The change at the institutional level therefore originates from several sources, ranging from government funding to greater global awareness to the increasing need for more higher education in the form of PhDs in creative writing if one wants to pursue a career as a creative writer in academia. The causal lines here are sometimes direct and sometimes roundabout or even totally accidental.
As I mentioned earlier there have of course been numerous exceptions throughout American literary history: Erica Jong, Norman Mailer, W.S. Merwin, Joyce Carol Oates, Upton Sinclair, John Steinbeck, Gore Vidal, and Richard Wright, among others, and there were of course excellent organizations like Cave Canem before the time period I am discussing. I am therefore emphatically not claiming that this is an entirely new phenomenon, just that there is a notable increase in it. Interestingly, we find that the least powerful among us—minorities, women, and the impoverished—are often more likely to inject politics into their literary production. Here is where my third main reason for this change comes in. A more open acknowledgment of racist, sexist, and anti-LGBTQ practices in the literary industry, as well as the founding of groups such as VIDA to highlight and combat such practices, have brought more marginalized writers to the forefront of American literary culture, thus bringing a more politically engaged literature to the forefront as well.
Given the limited space I have here, I have focused largely on changes institutions and organizations and how those have caused a shift in the literary culture in the United States, but as mentioned earlier, there is a broader and more nebulous increase in interest caused by recent historical events, a topic worthy of an entire essay unto itself.

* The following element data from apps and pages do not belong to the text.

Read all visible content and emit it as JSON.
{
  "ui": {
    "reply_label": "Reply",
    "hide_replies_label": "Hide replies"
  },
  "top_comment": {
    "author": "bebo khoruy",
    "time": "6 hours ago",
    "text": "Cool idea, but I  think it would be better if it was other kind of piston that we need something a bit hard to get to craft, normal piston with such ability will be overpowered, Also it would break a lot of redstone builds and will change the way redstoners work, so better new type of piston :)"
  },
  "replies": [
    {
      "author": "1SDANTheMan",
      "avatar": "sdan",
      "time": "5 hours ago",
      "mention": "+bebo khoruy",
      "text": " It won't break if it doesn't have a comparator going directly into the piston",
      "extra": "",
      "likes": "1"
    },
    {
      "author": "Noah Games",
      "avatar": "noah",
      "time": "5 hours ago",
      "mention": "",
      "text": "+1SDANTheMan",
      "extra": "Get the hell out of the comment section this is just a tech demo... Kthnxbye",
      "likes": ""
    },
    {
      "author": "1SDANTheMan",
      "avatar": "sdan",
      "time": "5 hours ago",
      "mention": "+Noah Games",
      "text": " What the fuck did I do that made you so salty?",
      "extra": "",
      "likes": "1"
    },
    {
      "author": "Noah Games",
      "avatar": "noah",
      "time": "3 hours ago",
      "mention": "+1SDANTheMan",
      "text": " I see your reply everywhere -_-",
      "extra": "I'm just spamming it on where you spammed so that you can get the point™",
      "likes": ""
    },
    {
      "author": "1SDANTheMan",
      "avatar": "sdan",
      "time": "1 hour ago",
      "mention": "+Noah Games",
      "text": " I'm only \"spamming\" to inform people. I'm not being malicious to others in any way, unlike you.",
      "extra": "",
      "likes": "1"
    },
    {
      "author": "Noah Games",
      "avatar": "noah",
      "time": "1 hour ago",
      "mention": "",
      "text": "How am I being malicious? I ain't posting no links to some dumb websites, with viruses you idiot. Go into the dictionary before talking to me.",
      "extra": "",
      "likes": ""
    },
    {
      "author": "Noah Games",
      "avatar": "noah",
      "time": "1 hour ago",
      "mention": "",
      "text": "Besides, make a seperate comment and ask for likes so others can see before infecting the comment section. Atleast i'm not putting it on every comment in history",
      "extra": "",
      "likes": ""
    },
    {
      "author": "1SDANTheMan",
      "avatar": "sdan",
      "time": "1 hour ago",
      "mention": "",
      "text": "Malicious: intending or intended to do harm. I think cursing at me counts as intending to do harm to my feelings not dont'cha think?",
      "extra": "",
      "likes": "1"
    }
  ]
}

But that, as they say, is a project for another time.
As so many great authors from here in the United States and around the world have proven, literature does not have to choose between being aesthetically pleasing or politically engaged, between being of the moment or achieving timelessness. Aristotle famously defined humanity in two ways: 1) Humans are political animals. 2) Humans are linguistic animals. I would argue that engaged literature which still keeps its eye on craft brings these two definitions into enjoyable and productive harmony.